### Work task
An exact copy of every record, with no pictures, please.

══ Record set

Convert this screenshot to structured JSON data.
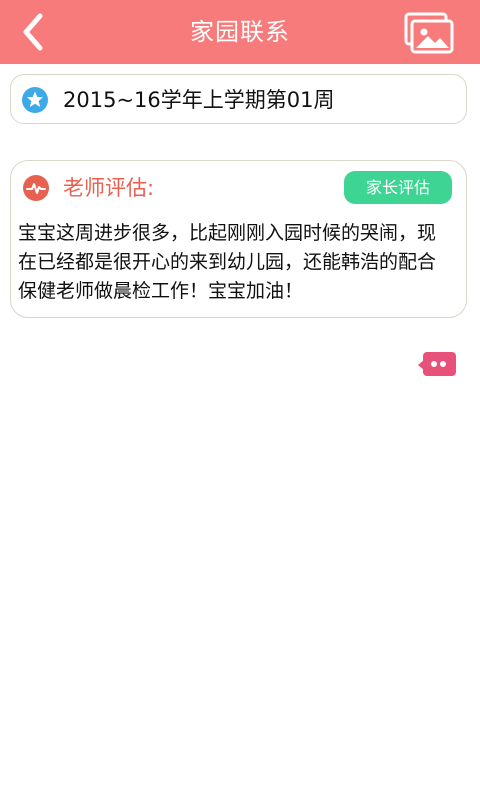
{
  "header": {
    "title": "家园联系",
    "back_icon": "chevron-left-icon",
    "gallery_icon": "image-gallery-icon",
    "background_color": "#f77b7b"
  },
  "week": {
    "text": "2015~16学年上学期第01周",
    "icon": "star-icon",
    "icon_color": "#3da9e6"
  },
  "evaluation": {
    "title": "老师评估:",
    "icon": "heartbeat-icon",
    "title_color": "#e8604f",
    "parent_button_label": "家长评估",
    "parent_button_color": "#3ed493",
    "body": "宝宝这周进步很多，比起刚刚入园时候的哭闹，现在已经都是很开心的来到幼儿园，还能韩浩的配合保健老师做晨检工作！宝宝加油！"
  },
  "chat": {
    "icon": "chat-bubble-icon",
    "color": "#e8527a"
  }
}
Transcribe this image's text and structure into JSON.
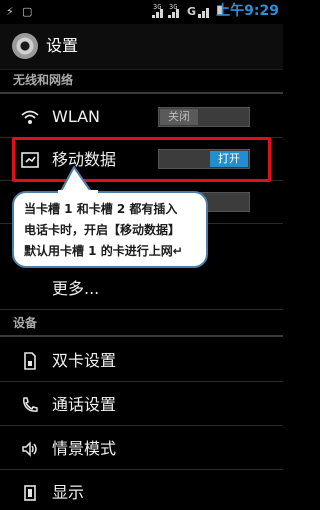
{
  "status_bar": {
    "net_a": "3G",
    "net_b": "3G",
    "time": "上午9:29"
  },
  "app_bar": {
    "title": "设置"
  },
  "sections": {
    "wireless": "无线和网络",
    "device": "设备"
  },
  "wireless_items": {
    "wlan": {
      "label": "WLAN",
      "toggle": "关闭"
    },
    "mobile_data": {
      "label": "移动数据",
      "toggle": "打开"
    },
    "more": {
      "label": "更多..."
    }
  },
  "device_items": {
    "dual_sim": "双卡设置",
    "call": "通话设置",
    "scene": "情景模式",
    "display": "显示"
  },
  "callout": {
    "line1": "当卡槽 1 和卡槽 2 都有插入",
    "line2": "电话卡时，开启【移动数据】",
    "line3": "默认用卡槽 1 的卡进行上网↵"
  },
  "colors": {
    "accent": "#1f8fd0",
    "highlight": "#e0101b",
    "clock": "#2d8fd6"
  }
}
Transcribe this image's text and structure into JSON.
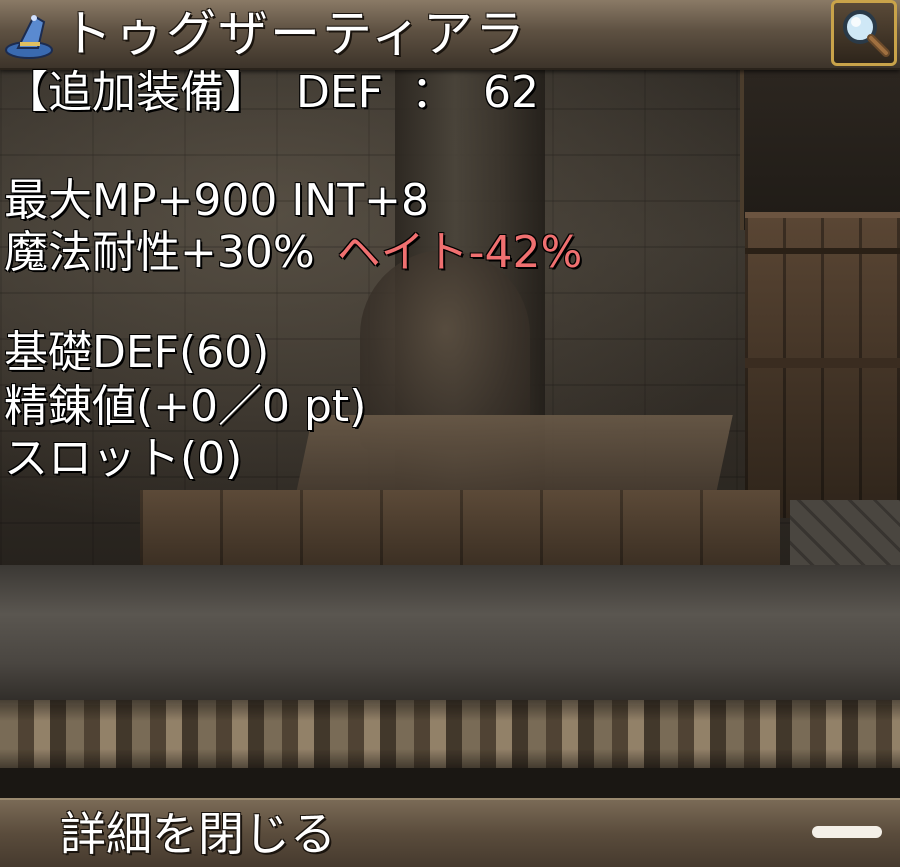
{
  "header": {
    "title": "トゥグザーティアラ",
    "icon": "wizard-hat-icon",
    "zoom_icon": "magnifier-icon"
  },
  "stats": {
    "extra_label": "【追加装備】",
    "def_label": "DEF",
    "def_separator": "：",
    "def_value": "62",
    "bonus_line1": "最大MP+900 INT+8",
    "resist_text": "魔法耐性+30%",
    "hate_text": "ヘイト-42%",
    "base_def": "基礎DEF(60)",
    "refine": "精錬値(+0／0 pt)",
    "slot": "スロット(0)"
  },
  "footer": {
    "close_label": "詳細を閉じる"
  },
  "colors": {
    "text": "#ffffff",
    "hate": "#f07070",
    "zoom_border": "#c9a34a"
  }
}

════

### Output of the exercise
Convert this screenshot to structured JSON data.
{
  "header": {
    "title": "家园联系",
    "back_icon": "chevron-left-icon",
    "gallery_icon": "image-gallery-icon",
    "background_color": "#f77b7b"
  },
  "week": {
    "text": "2015~16学年上学期第01周",
    "icon": "star-icon",
    "icon_color": "#3da9e6"
  },
  "evaluation": {
    "title": "老师评估:",
    "icon": "heartbeat-icon",
    "title_color": "#e8604f",
    "parent_button_label": "家长评估",
    "parent_button_color": "#3ed493",
    "body": "宝宝这周进步很多，比起刚刚入园时候的哭闹，现在已经都是很开心的来到幼儿园，还能韩浩的配合保健老师做晨检工作！宝宝加油！"
  },
  "chat": {
    "icon": "chat-bubble-icon",
    "color": "#e8527a"
  }
}
Transcribe this image's text and structure into JSON.
{
  "status_bar": {
    "net_a": "3G",
    "net_b": "3G",
    "time": "上午9:29"
  },
  "app_bar": {
    "title": "设置"
  },
  "sections": {
    "wireless": "无线和网络",
    "device": "设备"
  },
  "wireless_items": {
    "wlan": {
      "label": "WLAN",
      "toggle": "关闭"
    },
    "mobile_data": {
      "label": "移动数据",
      "toggle": "打开"
    },
    "more": {
      "label": "更多..."
    }
  },
  "device_items": {
    "dual_sim": "双卡设置",
    "call": "通话设置",
    "scene": "情景模式",
    "display": "显示"
  },
  "callout": {
    "line1": "当卡槽 1 和卡槽 2 都有插入",
    "line2": "电话卡时，开启【移动数据】",
    "line3": "默认用卡槽 1 的卡进行上网↵"
  },
  "colors": {
    "accent": "#1f8fd0",
    "highlight": "#e0101b",
    "clock": "#2d8fd6"
  }
}
Transcribe this image's text and structure into JSON.
{
  "header": {
    "title": "トゥグザーティアラ",
    "icon": "wizard-hat-icon",
    "zoom_icon": "magnifier-icon"
  },
  "stats": {
    "extra_label": "【追加装備】",
    "def_label": "DEF",
    "def_separator": "：",
    "def_value": "62",
    "bonus_line1": "最大MP+900 INT+8",
    "resist_text": "魔法耐性+30%",
    "hate_text": "ヘイト-42%",
    "base_def": "基礎DEF(60)",
    "refine": "精錬値(+0／0 pt)",
    "slot": "スロット(0)"
  },
  "footer": {
    "close_label": "詳細を閉じる"
  },
  "colors": {
    "text": "#ffffff",
    "hate": "#f07070",
    "zoom_border": "#c9a34a"
  }
}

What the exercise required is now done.